Depending on the age of the client, IRAs (and retirement plans such as 401(k)s) are often their largest asset. Yet, many times, these assets slip through the cracks and their value is not maximized. Here are some common mistakes:
- Not updating beneficiary designations
Unfortunately, an IRA which names your mother or an old flame is going to control, even if your family circumstances have changed and even if your will or trust names different beneficiaries. It’s critical that clients update their beneficiary designations periodically.
- Not considering a Roth IRA
Roth IRAs (and 401(k)s) can be a good alternative, depending upon the situation. With a Roth plan, the contributions do not get an income tax deduction, but the distributions are not taxed. That means that they grow not tax-deferred like a traditional plan, but tax-free. Also, there are no required minimum distributions during the participant’s lifetime with a Roth. So, a good strategy to consider is converting the assets in a traditional IRA to a Roth IRA when in a low income tax bracket. The payment of the income taxes upon conversion reduces the taxable estate, which can be particularly important with a taxable estate.
- Not designating the right beneficiary
The designated beneficiary of an IRA or retirement plan determines the measuring life over which distributions must be taken post-death. In other words, if you name the right beneficiary, they could stretch the distributions over a longer period.
- Not considering asset protection for the beneficiary
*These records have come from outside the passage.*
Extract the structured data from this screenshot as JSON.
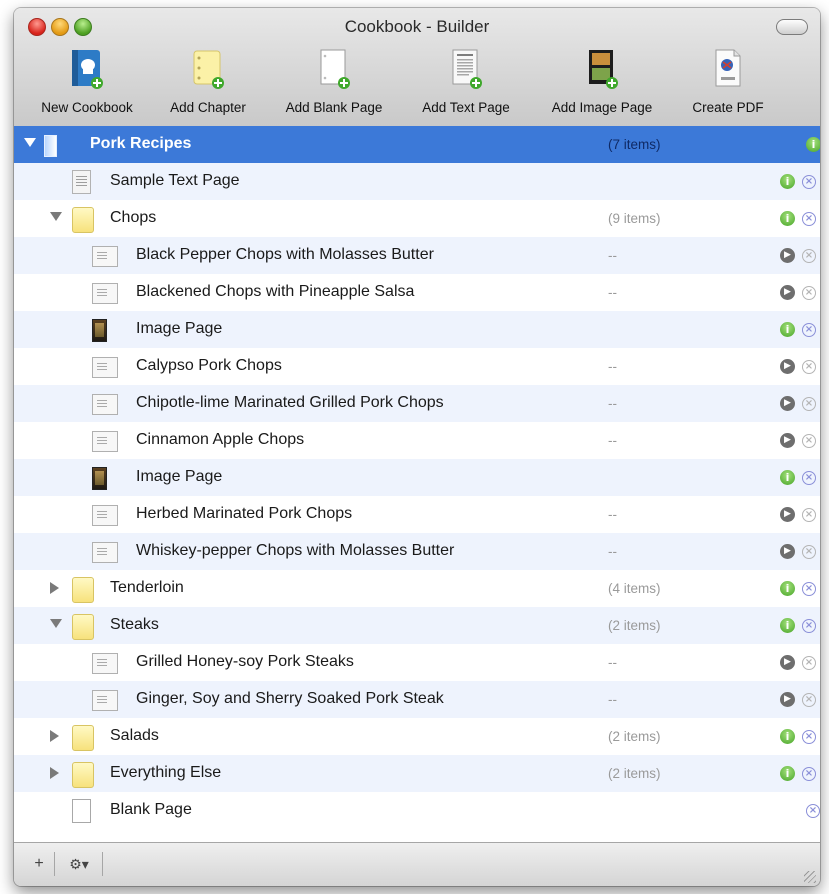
{
  "window": {
    "title": "Cookbook - Builder"
  },
  "toolbar": [
    {
      "key": "new-cookbook",
      "label": "New Cookbook",
      "icon": "cookbook-icon"
    },
    {
      "key": "add-chapter",
      "label": "Add Chapter",
      "icon": "chapter-icon"
    },
    {
      "key": "add-blank-page",
      "label": "Add Blank Page",
      "icon": "blank-page-icon"
    },
    {
      "key": "add-text-page",
      "label": "Add Text Page",
      "icon": "text-page-icon"
    },
    {
      "key": "add-image-page",
      "label": "Add Image Page",
      "icon": "image-page-icon"
    },
    {
      "key": "create-pdf",
      "label": "Create PDF",
      "icon": "pdf-icon"
    }
  ],
  "tree": {
    "rows": [
      {
        "label": "Pork Recipes",
        "count": "(7 items)",
        "kind": "book",
        "disclosure": "open",
        "level": 0,
        "selected": true,
        "actions": [
          "info"
        ]
      },
      {
        "label": "Sample Text Page",
        "count": "",
        "kind": "text",
        "disclosure": "none",
        "level": 1,
        "actions": [
          "info",
          "delete"
        ]
      },
      {
        "label": "Chops",
        "count": "(9 items)",
        "kind": "chapter",
        "disclosure": "open",
        "level": 1,
        "actions": [
          "info",
          "delete"
        ]
      },
      {
        "label": "Black Pepper Chops with Molasses Butter",
        "count": "--",
        "kind": "recipe",
        "disclosure": "none",
        "level": 2,
        "actions": [
          "arrow",
          "delete-gray"
        ]
      },
      {
        "label": "Blackened Chops with Pineapple Salsa",
        "count": "--",
        "kind": "recipe",
        "disclosure": "none",
        "level": 2,
        "actions": [
          "arrow",
          "delete-gray"
        ]
      },
      {
        "label": "Image Page",
        "count": "",
        "kind": "image",
        "disclosure": "none",
        "level": 2,
        "actions": [
          "info",
          "delete"
        ]
      },
      {
        "label": "Calypso Pork Chops",
        "count": "--",
        "kind": "recipe",
        "disclosure": "none",
        "level": 2,
        "actions": [
          "arrow",
          "delete-gray"
        ]
      },
      {
        "label": "Chipotle-lime Marinated Grilled Pork Chops",
        "count": "--",
        "kind": "recipe",
        "disclosure": "none",
        "level": 2,
        "actions": [
          "arrow",
          "delete-gray"
        ]
      },
      {
        "label": "Cinnamon Apple Chops",
        "count": "--",
        "kind": "recipe",
        "disclosure": "none",
        "level": 2,
        "actions": [
          "arrow",
          "delete-gray"
        ]
      },
      {
        "label": "Image Page",
        "count": "",
        "kind": "image",
        "disclosure": "none",
        "level": 2,
        "actions": [
          "info",
          "delete"
        ]
      },
      {
        "label": "Herbed Marinated Pork Chops",
        "count": "--",
        "kind": "recipe",
        "disclosure": "none",
        "level": 2,
        "actions": [
          "arrow",
          "delete-gray"
        ]
      },
      {
        "label": "Whiskey-pepper Chops with Molasses Butter",
        "count": "--",
        "kind": "recipe",
        "disclosure": "none",
        "level": 2,
        "actions": [
          "arrow",
          "delete-gray"
        ]
      },
      {
        "label": "Tenderloin",
        "count": "(4 items)",
        "kind": "chapter",
        "disclosure": "closed",
        "level": 1,
        "actions": [
          "info",
          "delete"
        ]
      },
      {
        "label": "Steaks",
        "count": "(2 items)",
        "kind": "chapter",
        "disclosure": "open",
        "level": 1,
        "actions": [
          "info",
          "delete"
        ]
      },
      {
        "label": "Grilled Honey-soy Pork Steaks",
        "count": "--",
        "kind": "recipe",
        "disclosure": "none",
        "level": 2,
        "actions": [
          "arrow",
          "delete-gray"
        ]
      },
      {
        "label": "Ginger, Soy and Sherry Soaked Pork Steak",
        "count": "--",
        "kind": "recipe",
        "disclosure": "none",
        "level": 2,
        "actions": [
          "arrow",
          "delete-gray"
        ]
      },
      {
        "label": "Salads",
        "count": "(2 items)",
        "kind": "chapter",
        "disclosure": "closed",
        "level": 1,
        "actions": [
          "info",
          "delete"
        ]
      },
      {
        "label": "Everything Else",
        "count": "(2 items)",
        "kind": "chapter",
        "disclosure": "closed",
        "level": 1,
        "actions": [
          "info",
          "delete"
        ]
      },
      {
        "label": "Blank Page",
        "count": "",
        "kind": "blank",
        "disclosure": "none",
        "level": 1,
        "actions": [
          "delete"
        ]
      }
    ]
  },
  "bottom_bar": {
    "add_label": "+",
    "gear_label": "⚙▾"
  },
  "colors": {
    "selection": "#3c79d8",
    "alt_row": "#eef3fd",
    "info_green": "#47a528"
  }
}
An inherited IRA does not have asset protection under federal law. However, if that same IRA is left to a discretionary trust for the same beneficiary, it gains the asset protection wrapper of the trust. If the trust is drafted as a see through trust, the same measuring life could be used as if they had been named directly, depending upon how the trust is drafted.
Retirement assets are an ever-increasing part of our clients’ lives and their wealth. It is important that we know how to plan for the client to pass these assets to their intended beneficiaries to minimize income taxes and maximize asset protection.
Stephen C. Hartnett, J.D., LL.M.
Associate Director of Education
American Academy of Estate Planning Attorneys, Inc.
9444 Balboa Avenue, Suite 300
San Diego, California 92123
Phone: (800) 846-1555
Latest posts by Steve Hartnett (see all)
- How Are You Planning for Long-Term Care (LTC) Expenses? - March 21, 2018
- Income Tax Basis in Estate Planning – Part 2 - March 14, 2018
- Basis is Important in Estate Planning - March 7, 2018